Region of origin: Various northern indigenous tribes of North America

Also known as Gici Awas to the Abenaki, Nyah-Gwaheh to the Seneca and Iroquois, and a host of other names among several other tribes, details of stories involving the Stiff-Legged or Naked Bear may change between groups but all share a description of a type of massive, hairless bear with a larger-than-normal head, large sharp teeth and the stiff-jointed legs from which it takes its name. They are often depicted as especially aggressive man-eaters. An Iroquois legend in particular identifies it as the bear associated with the Big Dipper constellation, who is hunted through the sky and slain causing its dripping blood to stain the leaves red each autumn, only for the beast to rise again from the dead each year and repeat the cycle.
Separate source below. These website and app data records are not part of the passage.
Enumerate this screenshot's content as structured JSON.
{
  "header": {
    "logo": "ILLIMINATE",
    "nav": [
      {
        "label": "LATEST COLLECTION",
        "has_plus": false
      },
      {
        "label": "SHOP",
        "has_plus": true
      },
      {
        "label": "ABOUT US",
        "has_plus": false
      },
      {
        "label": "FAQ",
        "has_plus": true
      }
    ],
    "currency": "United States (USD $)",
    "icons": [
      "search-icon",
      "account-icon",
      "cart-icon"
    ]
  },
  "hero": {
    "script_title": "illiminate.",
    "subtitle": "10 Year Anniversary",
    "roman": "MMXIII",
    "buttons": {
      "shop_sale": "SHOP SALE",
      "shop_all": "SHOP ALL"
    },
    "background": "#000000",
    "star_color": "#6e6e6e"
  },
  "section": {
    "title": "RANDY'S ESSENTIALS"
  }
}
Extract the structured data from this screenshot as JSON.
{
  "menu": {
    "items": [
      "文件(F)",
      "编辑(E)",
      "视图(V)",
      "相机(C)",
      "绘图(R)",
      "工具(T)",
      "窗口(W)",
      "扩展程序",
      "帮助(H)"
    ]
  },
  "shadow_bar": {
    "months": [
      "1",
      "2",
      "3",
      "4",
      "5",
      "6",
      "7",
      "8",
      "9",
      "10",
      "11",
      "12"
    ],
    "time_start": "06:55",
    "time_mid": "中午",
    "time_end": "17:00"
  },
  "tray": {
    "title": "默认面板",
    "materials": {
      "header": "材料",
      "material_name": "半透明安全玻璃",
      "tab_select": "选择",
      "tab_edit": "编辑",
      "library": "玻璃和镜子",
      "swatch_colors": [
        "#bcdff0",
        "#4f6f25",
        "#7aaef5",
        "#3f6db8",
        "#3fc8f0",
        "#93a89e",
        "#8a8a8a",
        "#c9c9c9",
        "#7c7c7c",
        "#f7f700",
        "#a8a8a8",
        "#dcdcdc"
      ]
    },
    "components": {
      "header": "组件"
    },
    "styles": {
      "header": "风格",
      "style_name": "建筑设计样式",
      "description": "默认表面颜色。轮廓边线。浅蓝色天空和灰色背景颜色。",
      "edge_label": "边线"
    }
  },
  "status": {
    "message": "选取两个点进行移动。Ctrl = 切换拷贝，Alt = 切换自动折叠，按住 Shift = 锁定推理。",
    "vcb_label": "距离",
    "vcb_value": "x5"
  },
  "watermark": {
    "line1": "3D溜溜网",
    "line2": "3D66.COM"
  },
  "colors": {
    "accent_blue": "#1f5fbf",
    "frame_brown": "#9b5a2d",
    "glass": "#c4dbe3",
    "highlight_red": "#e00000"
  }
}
There is some belief the common description may originate from a corruption of descriptions of mammoths remembered through ancestral stories, or arisen as an explanation after the discovery of mammoth skulls or fossils.

[Sources referenced: X | X | X ]